> [TASK ITEM] Out of the entries that follow, copy each line containing "icon".

> [EXTRACTED MATERIAL]
========================================================================

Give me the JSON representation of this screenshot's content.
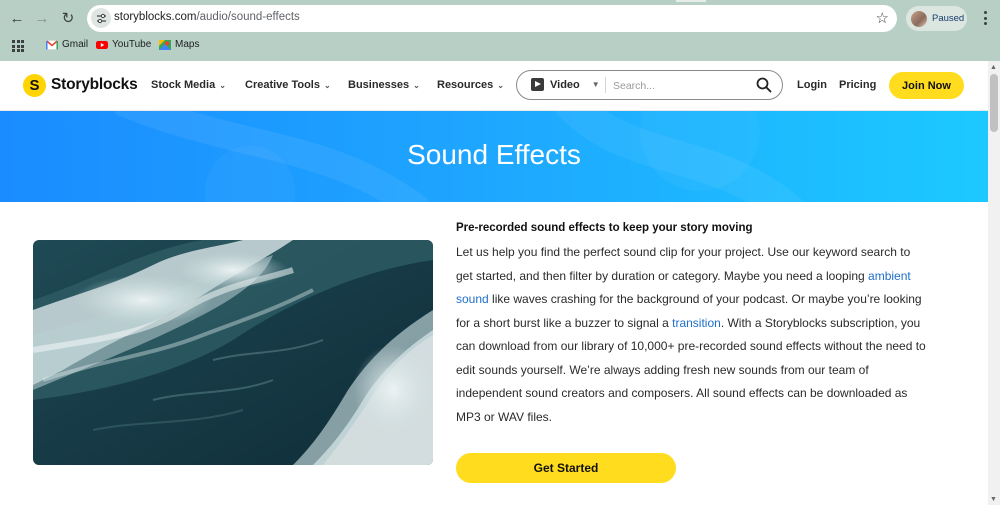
{
  "browser": {
    "url_host": "storyblocks.com",
    "url_path": "/audio/sound-effects",
    "profile_status": "Paused",
    "bookmarks": [
      {
        "label": "Gmail",
        "icon": "gmail-icon"
      },
      {
        "label": "YouTube",
        "icon": "youtube-icon"
      },
      {
        "label": "Maps",
        "icon": "maps-icon"
      }
    ]
  },
  "header": {
    "logo_mark": "S",
    "logo_text": "Storyblocks",
    "nav": [
      {
        "label": "Stock Media"
      },
      {
        "label": "Creative Tools"
      },
      {
        "label": "Businesses"
      },
      {
        "label": "Resources"
      }
    ],
    "search": {
      "type_label": "Video",
      "placeholder": "Search..."
    },
    "login_label": "Login",
    "pricing_label": "Pricing",
    "join_label": "Join Now",
    "colors": {
      "accent": "#ffdd1e",
      "hero_start": "#1a8cff",
      "hero_end": "#1cc9ff",
      "link": "#1f6fc9"
    }
  },
  "hero": {
    "title": "Sound Effects"
  },
  "intro": {
    "heading": "Pre-recorded sound effects to keep your story moving",
    "p1": "Let us help you find the perfect sound clip for your project. Use our keyword search to get started, and then filter by duration or category. Maybe you need a looping ",
    "link1": "ambient sound",
    "p2": " like waves crashing for the background of your podcast. Or maybe you’re looking for a short burst like a buzzer to signal a ",
    "link2": "transition",
    "p3": ". With a Storyblocks subscription, you can download from our library of 10,000+ pre-recorded sound effects without the need to edit sounds yourself. We’re always adding fresh new sounds from our team of independent sound creators and composers. All sound effects can be downloaded as MP3 or WAV files.",
    "cta_label": "Get Started"
  }
}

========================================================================

> [SOLUTION TO THE EXERCISE]
        "icon": "gmail-icon"
        "icon": "youtube-icon"
        "icon": "maps-icon"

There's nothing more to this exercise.